King Dylan reigns on instant masterpiece

Tim Paluch

Bob Dylan has been one busy 60-year-old. Rightfully known as blues rock’s wily and crafty ol’ veteran, Dylan has played over 450 live shows since the release of 1997’s Grammy winning “Time Out of Mind,” a benchmark in his career rebirth.

“Time Out of Mind” was something entirely new for Dylan – a dark, deeply introspective look at mortality and the inevitability of human predicament. The songs were sharply produced, with Dylan adding moody electronics to further enhance the album’s murky temper.

On “Love and Theft,” Dylan’s 43rd album, he returns to his roots. The man famous for being tangled up in the blues now finds himself completely immersed in them. “Love and Theft” is nothing less than a 57 minute, 32 second-long American music lesson.
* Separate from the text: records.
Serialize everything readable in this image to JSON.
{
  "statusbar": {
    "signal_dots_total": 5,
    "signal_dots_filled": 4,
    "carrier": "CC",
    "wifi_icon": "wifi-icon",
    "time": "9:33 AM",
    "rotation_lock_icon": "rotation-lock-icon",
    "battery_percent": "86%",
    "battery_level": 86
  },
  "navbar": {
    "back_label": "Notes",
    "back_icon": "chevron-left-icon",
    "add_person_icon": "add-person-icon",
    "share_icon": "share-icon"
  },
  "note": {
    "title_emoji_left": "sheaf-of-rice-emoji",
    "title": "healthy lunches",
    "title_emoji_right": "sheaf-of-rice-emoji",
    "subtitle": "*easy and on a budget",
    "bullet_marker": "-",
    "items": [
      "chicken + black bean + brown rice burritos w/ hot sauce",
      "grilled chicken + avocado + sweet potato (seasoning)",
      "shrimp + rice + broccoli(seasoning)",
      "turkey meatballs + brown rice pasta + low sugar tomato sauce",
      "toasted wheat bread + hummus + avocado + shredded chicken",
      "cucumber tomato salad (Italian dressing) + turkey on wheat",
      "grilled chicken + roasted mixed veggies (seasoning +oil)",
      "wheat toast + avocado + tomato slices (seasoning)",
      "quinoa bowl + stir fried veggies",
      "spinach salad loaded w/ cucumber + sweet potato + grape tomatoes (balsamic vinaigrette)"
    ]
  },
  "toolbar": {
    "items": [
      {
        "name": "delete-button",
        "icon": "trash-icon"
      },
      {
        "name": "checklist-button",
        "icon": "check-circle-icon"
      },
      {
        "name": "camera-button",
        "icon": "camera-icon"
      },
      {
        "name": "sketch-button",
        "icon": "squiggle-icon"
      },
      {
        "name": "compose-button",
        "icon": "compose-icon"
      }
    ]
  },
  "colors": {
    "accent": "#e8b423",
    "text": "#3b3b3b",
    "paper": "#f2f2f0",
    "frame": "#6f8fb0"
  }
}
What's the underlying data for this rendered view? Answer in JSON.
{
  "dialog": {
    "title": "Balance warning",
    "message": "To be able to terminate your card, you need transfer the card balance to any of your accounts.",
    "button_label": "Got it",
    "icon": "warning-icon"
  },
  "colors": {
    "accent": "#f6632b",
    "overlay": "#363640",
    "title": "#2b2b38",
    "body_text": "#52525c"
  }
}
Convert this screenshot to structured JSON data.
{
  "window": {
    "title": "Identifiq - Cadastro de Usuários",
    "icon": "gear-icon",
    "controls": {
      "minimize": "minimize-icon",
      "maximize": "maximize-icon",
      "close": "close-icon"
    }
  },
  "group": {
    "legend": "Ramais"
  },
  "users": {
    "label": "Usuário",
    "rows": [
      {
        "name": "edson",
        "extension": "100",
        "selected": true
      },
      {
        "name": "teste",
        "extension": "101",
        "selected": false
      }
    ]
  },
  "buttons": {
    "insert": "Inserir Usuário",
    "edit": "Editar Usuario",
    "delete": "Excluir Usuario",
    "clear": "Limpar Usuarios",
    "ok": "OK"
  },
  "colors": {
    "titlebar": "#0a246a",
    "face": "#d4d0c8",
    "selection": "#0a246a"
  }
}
Our professor, the Dylan of old, the “Blood on the Tracks” and “John Wesley Harding” Dylan, takes the listener on a masterful ride through it all – folk, country rock, deep Southern blues, street-corner rockabilly and pre-rock pop.

Dylan delivers a no-gimmick, bare-bones sounding album, one that took only two weeks to record, giving it that rough live- band sound from the past, something noticeably absent on “Time Out of Mind.”

“Love and Theft” is wise and profound, both musically and lyrically, and the songs are full of ironic humor and witty tales of romance, mischief and mystery. It’s as good as anything Dylan released in his `60s heyday, while he still held the position as rock’s cynical political spokesperson for an entire generation.

Along with maybe Johnny Cash, Dylan remains the best at using song to tell stories of the innate struggles of human existence, dissecting everyday personal battles to create meaningful, intricate tales of loathing and self-demise. “Love and Theft” reinforces this skill as good as any Dylan album.

“I think of it as a greatest hits album, Volume One or Volume Two – without the hits. Not yet anyway,” Dylan said when asked about “Love and Theft.” That statement is not unlike the kind of sly jokes that appear throughout the album, whether he’s calling room service to “send up a room” in “Po’ Boy” or telling of a conversation between lovers in “Floater (Too Much to Ask)” – “Romeo, he said to Juliet/You got a full complexion/It doesn’t give your appearance a very youthful touch/Juliet said back to Romeo/Why don’t you just shove off/If it bothers you so much.”

“Love and Theft” starts off with the story of “Tweedle Dee & Tweedle Dum,” a country blues romp that tells the tale of two good-for-nothings waltzing through life. From there, the album weaves in and out through American blues in all its forms.

“Mississippi,” which Sheryl Crow recorded for 1998’s “The Globe Sessions,” is a gloomy folk ballad in which a pained Dylan proclaims, “Been in Mississippi a little too long.”

There’s signature Dylan traditional blues rock, with tracks like “Summer Days” and “High Water,” as well as the picturesque ballads (“Moonlight,” “Bye and Bye”) we’ve come to expect from his albums.

The album ends with the seven-minute long “Sugar Baby,” an enduring tale where Dylan wails with emotion only found in the blues – “I’ve got my back to the sun/ because the light is too intense/ I can’t see what everybody in the world is up against.”

Make no mistake, “Love and Theft” is a rock `n’ roll album, but more Chuck Berry and Bo Diddley than the Stones. It takes you back to the dirty days of an old-time touring blues musician, and here Dylan is that guy performing at a different poorly-lit club night after night. You can just picture him playing outside the pawn shop or under an overpass, guitar case open, half a buck or so of change inside.

He’s that fella you see when you peek over the newspaper you’re reading on the bus, legs crossed, strumming his guitar, a few passengers tapping their feet along to the music – some aware they’re doing it, some not.

He’s so raw with passion on “Love and Theft” it makes you believe life is rough for this wandering bluesman; maybe he’s sleeping under a different roof every night, or perhaps panhandling or swindling a tourist here and there for a couple extra bucks during the day. But the music he’s playing is good, and he knows it’s good. So he’s loving every minute of it.